The amazing results were also validated by the use of a fake placebo stimulation condition, which did not improve memory.

Voss and colleagues will next test this approach on participants with mild cognitive impairment, the early stage of Alzheimer’s disease. They will be stimulating the brain for longer periods of time.

Voss isn’t certain how long the effects could last. He suggests the enhanced memory effects could last longer with more stimulation. For instance, when depression is treated with TMS for five weeks, those patients get an antidepressant effect that lasts for many months, he noted.

In a future study, Voss will be stimulating the brain in persons with age-related memory loss for a longer period to test this hypothesis.

Source: Northwestern University

Imbalance in Brain Wiring May Influence Development of PTSD

New research suggests an imbalance in a key neural pathway may explain how some people reactivate negative emotional memories upon exposure to trauma while others do not. Investigators believe the finding could help scientists develop new approaches to treat psychiatric disorders such as post-traumatic stress disorder (PTSD).

The topic of emotional memory has traditionally represented a dilemma for scientists because the entire emotional event may be highly memorable, but details of the event are often fuzzy.

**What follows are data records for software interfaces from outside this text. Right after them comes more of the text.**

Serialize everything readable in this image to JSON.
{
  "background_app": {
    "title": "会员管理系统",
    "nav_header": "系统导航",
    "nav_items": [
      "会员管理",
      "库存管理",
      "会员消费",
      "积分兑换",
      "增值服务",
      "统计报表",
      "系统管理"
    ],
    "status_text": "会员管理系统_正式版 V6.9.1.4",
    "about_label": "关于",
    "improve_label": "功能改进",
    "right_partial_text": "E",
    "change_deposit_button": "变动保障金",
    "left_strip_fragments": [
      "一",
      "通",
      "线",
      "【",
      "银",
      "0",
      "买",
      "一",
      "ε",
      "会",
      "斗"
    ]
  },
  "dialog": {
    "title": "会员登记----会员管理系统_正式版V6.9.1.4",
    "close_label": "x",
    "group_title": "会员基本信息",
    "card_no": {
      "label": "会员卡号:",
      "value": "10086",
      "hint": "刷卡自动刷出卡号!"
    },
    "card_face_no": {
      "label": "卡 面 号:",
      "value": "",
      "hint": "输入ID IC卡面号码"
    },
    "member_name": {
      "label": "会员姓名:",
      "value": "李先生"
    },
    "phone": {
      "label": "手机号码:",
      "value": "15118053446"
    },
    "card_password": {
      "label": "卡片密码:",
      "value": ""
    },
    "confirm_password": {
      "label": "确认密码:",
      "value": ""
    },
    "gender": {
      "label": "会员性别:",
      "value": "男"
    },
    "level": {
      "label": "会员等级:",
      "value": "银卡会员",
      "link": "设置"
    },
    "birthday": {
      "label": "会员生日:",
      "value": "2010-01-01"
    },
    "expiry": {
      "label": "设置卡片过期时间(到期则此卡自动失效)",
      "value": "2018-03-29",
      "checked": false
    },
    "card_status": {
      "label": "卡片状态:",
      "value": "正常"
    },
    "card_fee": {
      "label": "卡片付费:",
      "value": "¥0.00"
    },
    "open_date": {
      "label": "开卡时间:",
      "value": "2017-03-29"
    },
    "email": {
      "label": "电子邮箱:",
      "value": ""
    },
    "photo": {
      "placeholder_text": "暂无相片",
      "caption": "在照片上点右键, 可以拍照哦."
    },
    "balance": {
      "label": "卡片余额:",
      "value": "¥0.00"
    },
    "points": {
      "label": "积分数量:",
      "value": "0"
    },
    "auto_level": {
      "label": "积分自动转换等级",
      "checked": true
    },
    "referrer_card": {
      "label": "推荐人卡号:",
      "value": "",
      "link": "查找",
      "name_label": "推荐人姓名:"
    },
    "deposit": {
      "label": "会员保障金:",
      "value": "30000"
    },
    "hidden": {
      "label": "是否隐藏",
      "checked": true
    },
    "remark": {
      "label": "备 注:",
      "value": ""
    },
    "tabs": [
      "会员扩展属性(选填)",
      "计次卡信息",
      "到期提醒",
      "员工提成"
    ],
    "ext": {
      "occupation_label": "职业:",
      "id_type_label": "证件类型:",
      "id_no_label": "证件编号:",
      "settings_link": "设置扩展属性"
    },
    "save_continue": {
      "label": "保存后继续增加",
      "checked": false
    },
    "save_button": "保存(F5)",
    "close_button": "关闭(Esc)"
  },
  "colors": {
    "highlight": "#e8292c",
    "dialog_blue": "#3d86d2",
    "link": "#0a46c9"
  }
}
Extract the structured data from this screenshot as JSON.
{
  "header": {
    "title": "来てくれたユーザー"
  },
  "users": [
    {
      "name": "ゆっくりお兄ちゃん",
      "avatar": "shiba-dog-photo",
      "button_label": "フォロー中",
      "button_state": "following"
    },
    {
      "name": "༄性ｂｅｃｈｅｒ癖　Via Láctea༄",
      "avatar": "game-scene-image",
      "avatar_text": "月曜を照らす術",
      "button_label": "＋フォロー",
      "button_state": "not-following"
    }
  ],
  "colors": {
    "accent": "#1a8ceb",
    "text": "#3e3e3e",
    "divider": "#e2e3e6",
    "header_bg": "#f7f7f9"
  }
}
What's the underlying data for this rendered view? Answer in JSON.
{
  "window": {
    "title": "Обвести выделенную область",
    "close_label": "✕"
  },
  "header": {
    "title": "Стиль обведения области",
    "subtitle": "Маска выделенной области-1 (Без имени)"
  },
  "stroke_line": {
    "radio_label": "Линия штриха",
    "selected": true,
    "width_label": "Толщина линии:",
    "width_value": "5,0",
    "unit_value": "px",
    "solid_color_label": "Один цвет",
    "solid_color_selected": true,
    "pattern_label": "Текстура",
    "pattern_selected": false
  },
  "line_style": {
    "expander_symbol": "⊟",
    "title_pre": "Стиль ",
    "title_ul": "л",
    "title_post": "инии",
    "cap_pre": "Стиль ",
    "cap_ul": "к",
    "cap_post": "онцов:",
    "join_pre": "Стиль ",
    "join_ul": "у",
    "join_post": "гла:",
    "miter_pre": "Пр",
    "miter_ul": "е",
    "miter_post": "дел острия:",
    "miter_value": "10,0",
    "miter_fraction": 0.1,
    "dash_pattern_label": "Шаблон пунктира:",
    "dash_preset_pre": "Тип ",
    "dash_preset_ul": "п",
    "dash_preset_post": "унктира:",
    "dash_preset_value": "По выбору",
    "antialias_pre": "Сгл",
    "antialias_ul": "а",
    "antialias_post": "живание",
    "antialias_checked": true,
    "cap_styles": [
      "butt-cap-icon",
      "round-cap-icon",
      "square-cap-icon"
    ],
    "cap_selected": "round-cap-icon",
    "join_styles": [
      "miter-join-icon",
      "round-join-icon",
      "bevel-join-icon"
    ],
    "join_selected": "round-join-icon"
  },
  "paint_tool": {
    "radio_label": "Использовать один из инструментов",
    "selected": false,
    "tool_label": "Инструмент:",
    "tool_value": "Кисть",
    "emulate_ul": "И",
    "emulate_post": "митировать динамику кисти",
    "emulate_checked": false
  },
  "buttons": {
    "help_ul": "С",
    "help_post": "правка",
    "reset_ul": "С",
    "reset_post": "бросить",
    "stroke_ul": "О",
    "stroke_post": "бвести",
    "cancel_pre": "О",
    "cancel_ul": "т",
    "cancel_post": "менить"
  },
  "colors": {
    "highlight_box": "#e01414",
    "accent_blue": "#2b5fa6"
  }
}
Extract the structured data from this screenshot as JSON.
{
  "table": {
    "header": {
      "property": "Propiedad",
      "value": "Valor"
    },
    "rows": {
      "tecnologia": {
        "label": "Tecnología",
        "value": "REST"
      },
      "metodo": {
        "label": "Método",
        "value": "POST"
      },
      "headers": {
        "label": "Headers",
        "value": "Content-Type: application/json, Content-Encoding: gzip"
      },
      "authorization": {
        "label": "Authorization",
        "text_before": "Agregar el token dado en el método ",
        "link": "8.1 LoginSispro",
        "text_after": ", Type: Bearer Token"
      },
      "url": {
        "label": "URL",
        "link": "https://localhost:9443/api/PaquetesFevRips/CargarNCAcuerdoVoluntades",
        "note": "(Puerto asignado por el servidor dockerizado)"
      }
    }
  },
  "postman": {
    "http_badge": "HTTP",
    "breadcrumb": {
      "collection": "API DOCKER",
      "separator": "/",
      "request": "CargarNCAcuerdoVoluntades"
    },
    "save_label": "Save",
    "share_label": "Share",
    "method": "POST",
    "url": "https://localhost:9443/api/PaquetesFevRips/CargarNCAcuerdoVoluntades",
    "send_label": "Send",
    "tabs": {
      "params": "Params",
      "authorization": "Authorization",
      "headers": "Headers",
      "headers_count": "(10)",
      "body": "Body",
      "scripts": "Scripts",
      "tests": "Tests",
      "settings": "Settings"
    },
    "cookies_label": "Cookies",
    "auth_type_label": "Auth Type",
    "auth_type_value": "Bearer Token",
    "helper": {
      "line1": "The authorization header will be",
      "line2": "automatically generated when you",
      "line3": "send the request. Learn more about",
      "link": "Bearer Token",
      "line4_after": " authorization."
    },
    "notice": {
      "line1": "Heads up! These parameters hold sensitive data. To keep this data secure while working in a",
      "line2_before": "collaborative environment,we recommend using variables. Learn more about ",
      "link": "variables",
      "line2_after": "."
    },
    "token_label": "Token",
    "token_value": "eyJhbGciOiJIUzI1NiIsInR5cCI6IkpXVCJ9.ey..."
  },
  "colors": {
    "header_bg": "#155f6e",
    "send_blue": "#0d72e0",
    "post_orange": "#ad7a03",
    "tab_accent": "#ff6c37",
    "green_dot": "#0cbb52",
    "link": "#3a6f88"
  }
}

Researchers now believe this lack of detailed recollection may lead to faulty reactivation of negative memories.

For example, if someone is bitten by a dog, he or she may become anxious around dogs of all breeds and sizes. Understanding the nature of emotional memory could have implications for the treatment of PTSD and other mental disorders.

“Emotion exerts a powerful influence on how vividly we can remember experiences,” said co-senior author Michael Yassa, professor of neurobiology and behavior, University of California Irvine (UCI).

“However, studies in humans have shown that the impact of emotion on memory is not always positive. In many cases, emotional arousal can impair a person’s ability to differentiate among similar experiences.”

This neural computation is critical for episodic memory and is vulnerable in neuropsychiatric disorders, Yassa said.

According to this new study, which appears in the journal Neuro, an imbalanced communication between the brain’s emotional center, the amygdala, and its memory hub, the hippocampus, may lead to the failure to differentiate negative experiences that have overlapping features.

On the other hand, a balanced dialogue between the amygdala and the hippocampus allows one to separate overlapping emotional experiences and make distinct memories.

Further, two types of brain rhythms — a faster (8 cycles per second) alpha oscillation and a slower (4 cycles per second) theta rhythm — diametrically regulate communications between the amygdala and the hippocampus.

Overamplified alpha rhythms from the amygdala to the hippocampus lead to faulty extrapolation of memories among similar experiences while balanced theta rhythms between the two brain regions promote correct discrimination and accurate recall.

“The teamwork between the amygdala and hippocampus is like a yin and yang and may be the key to disentangle overlapping emotional experiences and to overcome overreactions in a similar situation,” said Jie Zheng, a UCI alumnus and the study’s first author.

“Our findings provide a neural mechanism underlying this phenomenon and propose a circuit-level framework for possible neuropsychiatric therapy, such as deep brain stimulation, transcranial alternating current stimulation, and transcranial magnetic stimulation,” said Dr. Jack J. Lin, co-senior author and professor of neurology, UCI School of Medicine, and professor of biomedical engineering, UCI Henry Samueli School of Engineering.

Source: University of California Irvine